In his ‘Afterword’ to The British Museum is Falling Down, David Lodge shyly admits to the reckless telephoning to the media he indulged in when – much to his understandable concern – not one single review about the aforementioned novel surfaced in the pages of the press.
I write this because the idea of such a sweet yet thought-provoking book going unwritten about bewildered me a little bit (and lo and behold, I was sat down just seconds later, pen and paper in hand to rectify the matter). Thankfully, Lodge explains that this was due to the fact that mysteriously the review copies that had been sent out did not make it to the editors. Presumably, my opening statement is also an example of a ‘long sentence’; much like those analysed by the novel’s protagonist – Adam Appleby – in the thesis he is compiling at the Reading Room of The British Museum. It is entitled ‘The Structure of Long Sentences in Three Modern English Novels’. Although, this is not a novel of course, so I digress.
However, Appleby’s thesis plays an important role in the structure of the narrative because one of the main cruxes in the novel (that is exploited for simultaneously comic and quasi-tragic effect) is that ‘life imitates art’: an argument buttressed by Lodge’s usage of the aphorism as one of the novel’s epigraphs. This is not only true for Appleby’s rather objectively painted miserable existence, but also for the narrative technique. In his ‘Afterword’, Lodge explains:
“There are ten passages of parody or pastiche in the novel, mimicking (in alphabetical order, not the order of their appearance in the text) Joseph Conrad, Graham Greene, Ernest Hemingway, Henry James, James Joyce, Franz Kafkha, D.H. Lawrence, FR. Rolfe (Baron Corvo, author of Hadrian VII), C.P. Snow, and Virginia Woolfe.”1
With some dose of hurt literary pride, I have to admit I did not identify all the authors in the list as I was reading – some only in retrospect, after I had read the ‘Afterword’.
Amidst the series of unfortunate events the anti-hero Appleby has to wade tentatively through, the most stomach-wrenching for him is his unmoved mover of crises – the Vatican’s stance on birth control. In his treatment of this, Lodge’s style seems to fluctuate between humorous and serious nodes. This technique proves successful in adding a tangible element of realism that compliments well the fantasia of the narrative technique.

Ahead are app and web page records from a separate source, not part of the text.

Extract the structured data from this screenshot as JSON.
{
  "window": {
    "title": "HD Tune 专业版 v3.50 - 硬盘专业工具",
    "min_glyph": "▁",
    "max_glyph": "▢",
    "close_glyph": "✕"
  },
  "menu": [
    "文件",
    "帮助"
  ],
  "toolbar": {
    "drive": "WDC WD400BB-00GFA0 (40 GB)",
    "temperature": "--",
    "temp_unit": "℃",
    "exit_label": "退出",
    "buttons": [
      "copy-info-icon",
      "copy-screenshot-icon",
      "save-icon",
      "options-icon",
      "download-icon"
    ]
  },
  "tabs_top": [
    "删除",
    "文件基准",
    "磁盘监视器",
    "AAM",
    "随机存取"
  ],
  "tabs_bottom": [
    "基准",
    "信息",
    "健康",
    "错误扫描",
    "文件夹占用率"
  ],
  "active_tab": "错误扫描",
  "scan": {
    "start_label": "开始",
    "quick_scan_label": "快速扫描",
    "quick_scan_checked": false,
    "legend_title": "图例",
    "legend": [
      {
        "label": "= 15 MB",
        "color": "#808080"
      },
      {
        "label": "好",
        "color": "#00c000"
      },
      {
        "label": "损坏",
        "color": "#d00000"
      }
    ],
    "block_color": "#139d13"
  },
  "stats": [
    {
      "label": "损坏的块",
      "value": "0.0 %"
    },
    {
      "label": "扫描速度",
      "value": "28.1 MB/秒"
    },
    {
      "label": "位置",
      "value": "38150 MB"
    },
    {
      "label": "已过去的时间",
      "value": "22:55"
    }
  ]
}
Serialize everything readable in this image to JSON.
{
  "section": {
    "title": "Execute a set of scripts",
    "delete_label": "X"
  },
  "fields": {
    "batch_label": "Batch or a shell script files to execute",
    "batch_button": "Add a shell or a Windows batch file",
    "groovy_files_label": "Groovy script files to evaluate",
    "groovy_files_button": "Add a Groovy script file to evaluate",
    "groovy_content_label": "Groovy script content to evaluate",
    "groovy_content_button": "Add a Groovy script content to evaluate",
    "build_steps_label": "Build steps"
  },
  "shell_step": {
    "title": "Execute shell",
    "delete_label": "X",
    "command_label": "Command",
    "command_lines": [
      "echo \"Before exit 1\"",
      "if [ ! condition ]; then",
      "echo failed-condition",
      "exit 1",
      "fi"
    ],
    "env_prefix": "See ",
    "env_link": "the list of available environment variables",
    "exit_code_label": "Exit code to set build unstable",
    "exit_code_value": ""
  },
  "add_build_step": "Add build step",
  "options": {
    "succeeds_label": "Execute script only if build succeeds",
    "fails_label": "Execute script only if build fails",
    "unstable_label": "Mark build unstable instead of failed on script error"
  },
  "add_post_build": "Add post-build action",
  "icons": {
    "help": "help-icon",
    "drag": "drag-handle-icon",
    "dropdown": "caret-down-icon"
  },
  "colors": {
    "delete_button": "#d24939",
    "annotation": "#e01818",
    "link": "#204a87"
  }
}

Whilst this style seems to work well, the application of it can leave something to be desired. I am a firm believer in the power of the comic to expose the non sequiturs and hollow rhetoric that people blindly accept and abide with daily, but I think that at times the end-product is too superficial – even if the book does not seem to aspire to the top ranks of the literary canon. Having said this however, there are some brilliantly written, laugh out loud funny parts that make the reading experience thoroughly enjoyable. The creative competition Appleby finally participates in is particularly amusing, and I sincerely hope he wins the “new three-piece suite or £100 in cash”.2
Theoretically, you stand a fine chance of doing so if when asked to “‘Write the second line of a rhyming couplet [for a promotional advert] beginning: I always choose a Brownlong chair’” 3, you come up with a brilliant punchline instead.
Theoretically. Or not.
1 David Lodge, The British Museum is Falling Down (London: Vintage Books, 1965) p. 171
2 Ibid., p. 12